* **WORK ITEM**: In the material below, find each line that contains the word "true" and copy it.

* **DATA SHOWN**:
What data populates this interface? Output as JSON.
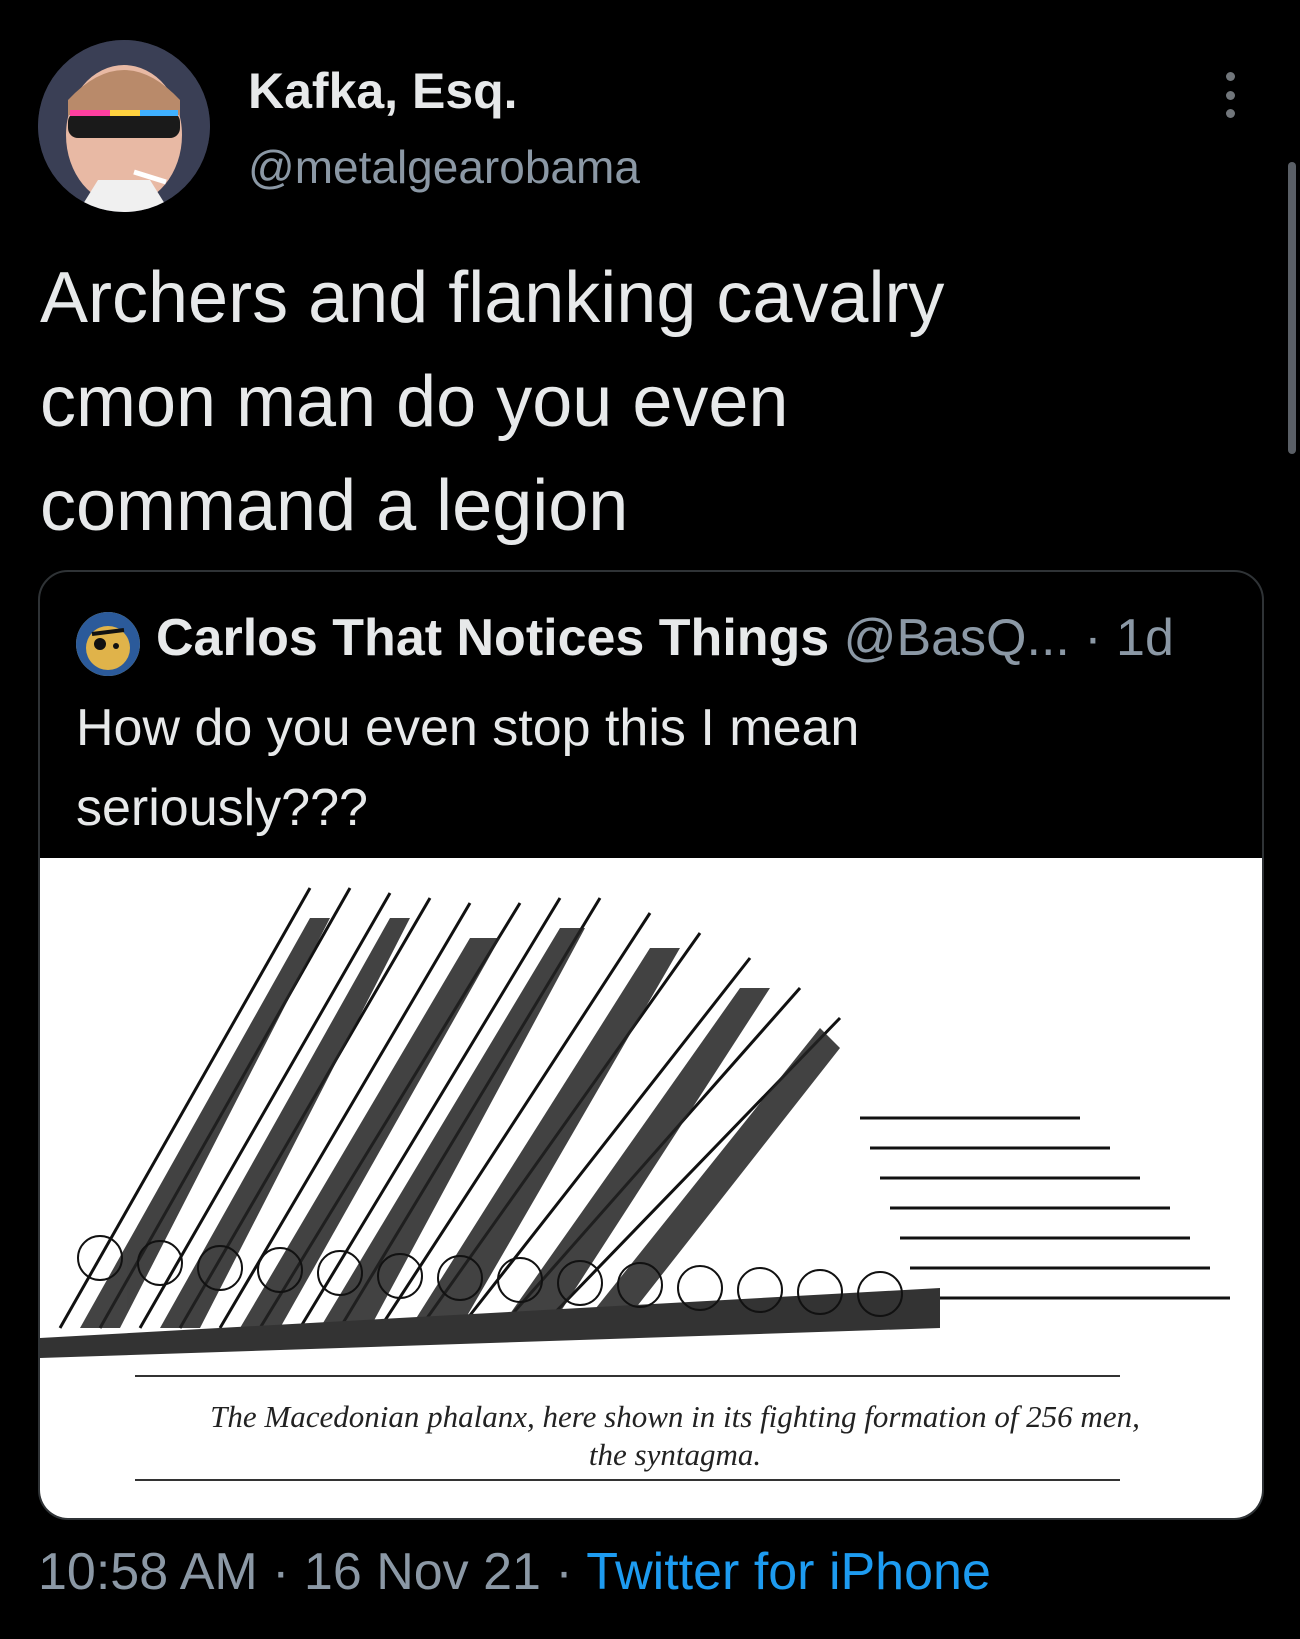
{
  "author": {
    "display_name": "Kafka, Esq.",
    "handle": "@metalgearobama"
  },
  "tweet": {
    "lines": [
      "Archers and flanking cavalry",
      "cmon man do you even",
      "command a legion"
    ]
  },
  "quoted": {
    "display_name": "Carlos That Notices Things",
    "meta": " @BasQ... · 1d",
    "lines": [
      "How do you even stop this I mean",
      "seriously???"
    ],
    "image_caption_lines": [
      "The Macedonian phalanx, here shown in its fighting formation of 256 men,",
      "the syntagma."
    ]
  },
  "footer": {
    "time_date": "10:58 AM · 16 Nov 21 · ",
    "source": "Twitter for iPhone"
  },
  "colors": {
    "background": "#000000",
    "primary_text": "#e7e9ea",
    "secondary_text": "#8b98a5",
    "link": "#1d9bf0"
  },
  "icons": [
    "more-options-icon"
  ]
}
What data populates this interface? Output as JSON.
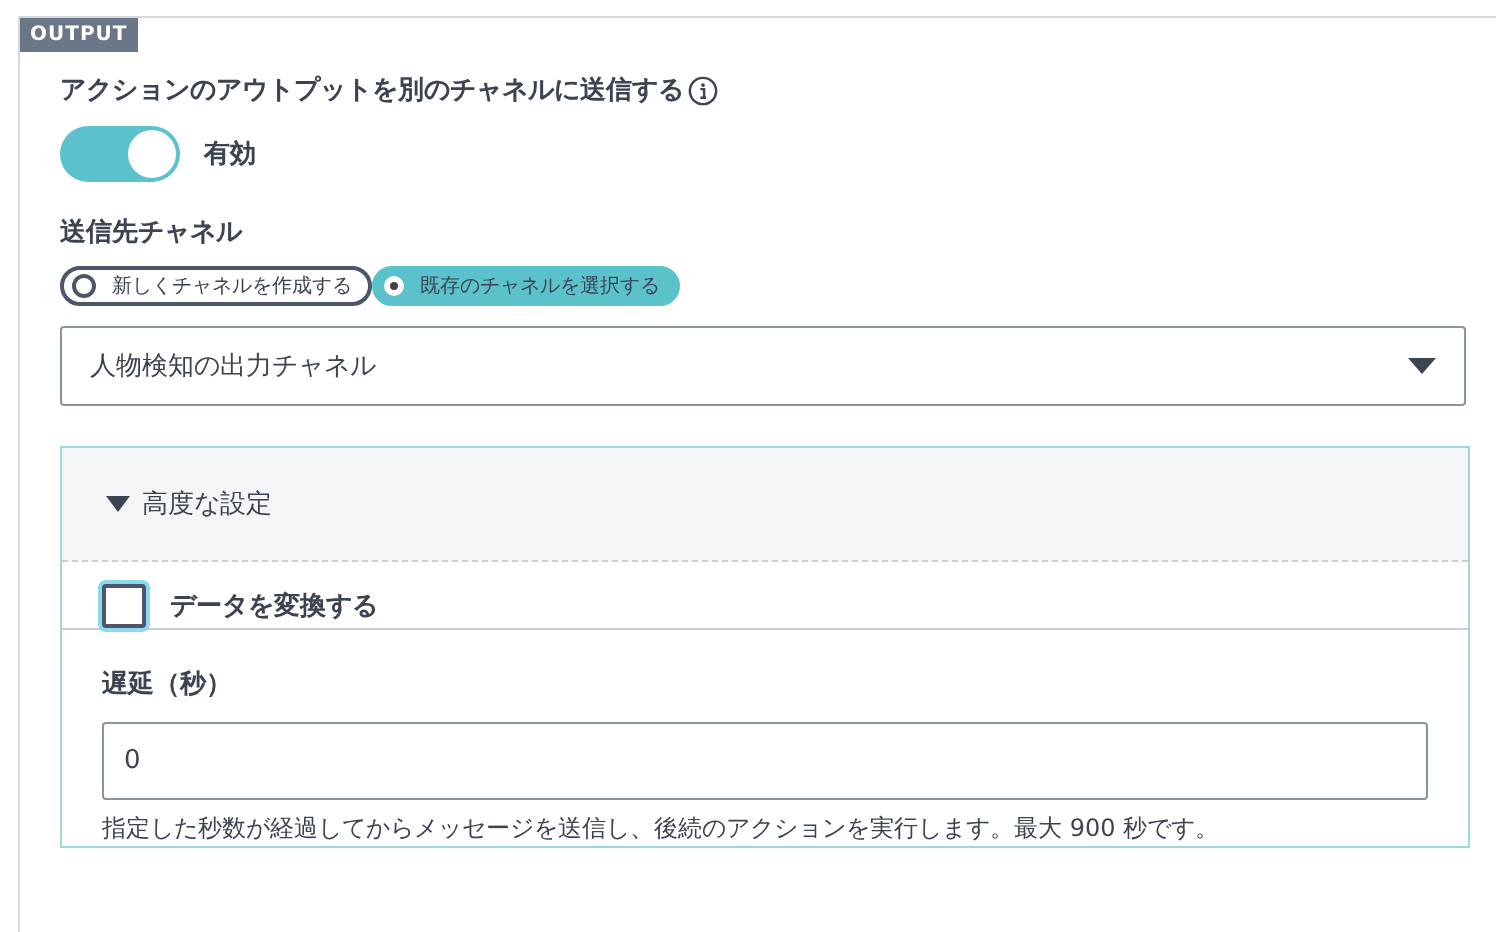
{
  "section_tag": "OUTPUT",
  "send_output": {
    "label": "アクションのアウトプットを別のチャネルに送信する",
    "on": true,
    "state_label": "有効"
  },
  "destination": {
    "label": "送信先チャネル",
    "options": [
      {
        "label": "新しくチャネルを作成する",
        "selected": false
      },
      {
        "label": "既存のチャネルを選択する",
        "selected": true
      }
    ],
    "channel": "人物検知の出力チャネル"
  },
  "advanced": {
    "title": "高度な設定",
    "expanded": true,
    "transform": {
      "label": "データを変換する",
      "checked": false
    },
    "delay": {
      "label": "遅延（秒）",
      "value": "0",
      "hint": "指定した秒数が経過してからメッセージを送信し、後続のアクションを実行します。最大 900 秒です。"
    }
  }
}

* **YOUR SOLUTION**:
    "on": true,
        "selected": true
    "expanded": true,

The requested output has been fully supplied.